While each of the four ministry models are impactful, only prophetic ministry seeks to minister to the total person, just as Jesus did in the Scriptures. When Jesus cured the man with a skin problem, leprosy, he did not simply heal his visible wounds. Jesus brought physical, societal, emotional, and spiritual health.
It is not enough to save the soul and never address the context in which that soul will dwell on earth.
It is not enough to save the soul and never address the context in which that soul will dwell on earth. Prophetic ministry seeks to save the soul, transform the heart, change the mind, and renew broken communities—in essence, “to make all things new” (Rev. 21:5).

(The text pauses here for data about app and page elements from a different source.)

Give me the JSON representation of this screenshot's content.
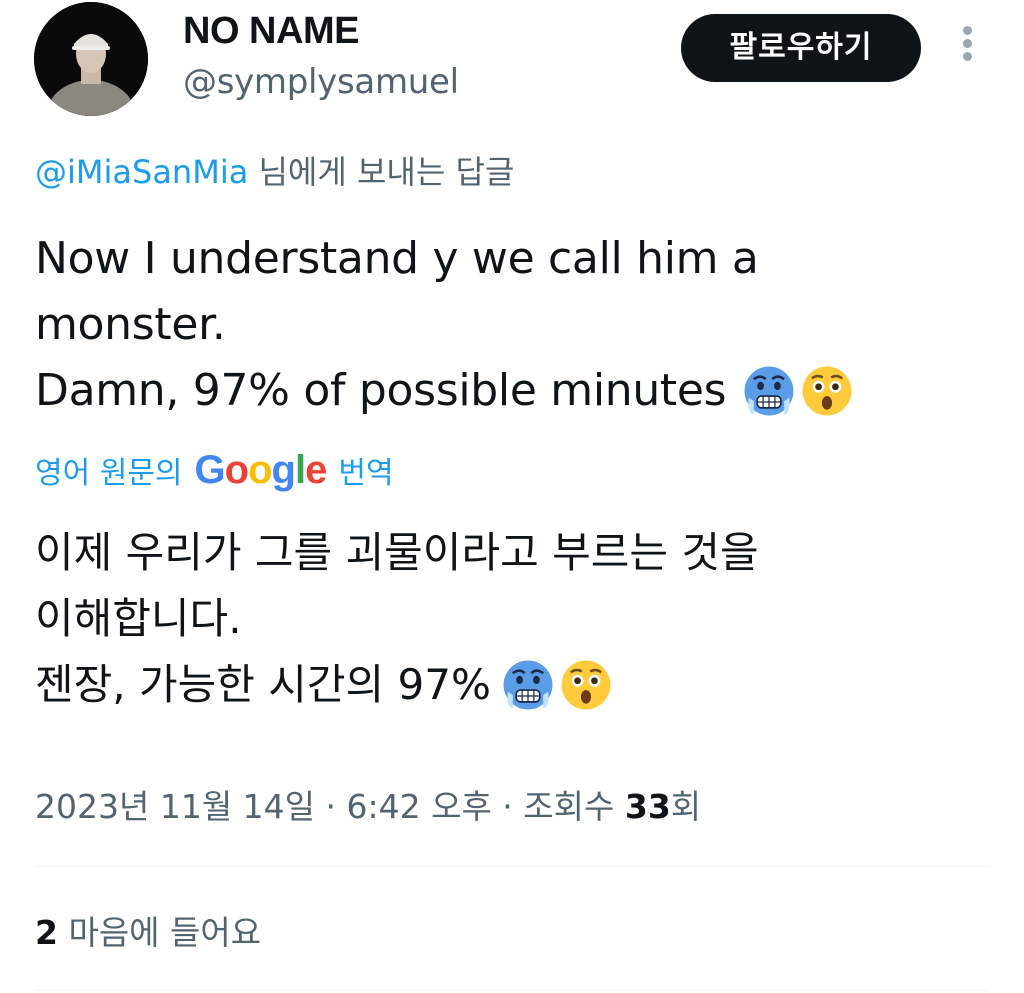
{
  "author": {
    "display_name": "NO NAME",
    "handle": "@symplysamuel"
  },
  "header": {
    "follow_label": "팔로우하기",
    "more_icon": "vertical-ellipsis-icon"
  },
  "reply_context": {
    "handle": "@iMiaSanMia",
    "suffix": " 님에게 보내는 답글"
  },
  "tweet": {
    "lines": [
      "Now I understand y we call him a",
      "monster.",
      "Damn, 97% of possible minutes"
    ],
    "emojis": [
      "cold-face-emoji",
      "astonished-face-emoji"
    ]
  },
  "translation": {
    "prefix": "영어 원문의",
    "google_logo": "Google",
    "suffix": "번역",
    "lines": [
      "이제 우리가 그를 괴물이라고 부르는 것을",
      "이해합니다.",
      "젠장, 가능한 시간의 97%"
    ]
  },
  "meta": {
    "timestamp": "2023년 11월 14일 · 6:42 오후 · 조회수 ",
    "views_count": "33",
    "views_suffix": "회"
  },
  "engagement": {
    "likes_count": "2",
    "likes_label": " 마음에 들어요"
  },
  "colors": {
    "link": "#1d9bf0",
    "secondary_text": "#536471",
    "primary_text": "#0f1419",
    "button_bg": "#0f1419",
    "divider": "#eff3f4"
  }
}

#BlackLivesMatter. It’s just about everywhere in the United States, and even some parts of the world. Whether people understand, agree, or disagree with the movement, the fact remains we have different options on ethnicity and culture in the United States. These differences are not limited to Ferguson, CNN, or Facebook, they are also in our ministries and in our churches.
We want to have relevant ministries. We must raise our awareness of how to intersect the spiritual life, the personal life, and the social (or societal) life of students, as these issues must be engaged in our discipleship with students. If they are not addressed, our students will grow up to become adults who are unaware of how to address discipleship and social justice, Samaria and Ferguson. To avoid them is to not contextualize the gospel to today and we leave incomplete the great commission.
The App (Making It Practical)
Buy Towards a Prophetic Youth Ministry and read it with your community. Wrestle with the questions he raises in your own ministry models. What are the questions he raises?
Here are some ideas for application questions:
- Where do you see Arzola’s 4 models of ministry reflected in your community?
- Using the above chart, what aspects of a prophetic ministry does your community do well? In what aspects is your community lacking?
- What current issues is God leading your community to holistically engage in? Raise awareness, take action, become an advocate and invite others to join you on the journey.
- Raise your awareness of the issues, take action on a particular issue, and become an advocate where you invite other people to join you on the journey or being a world-changer.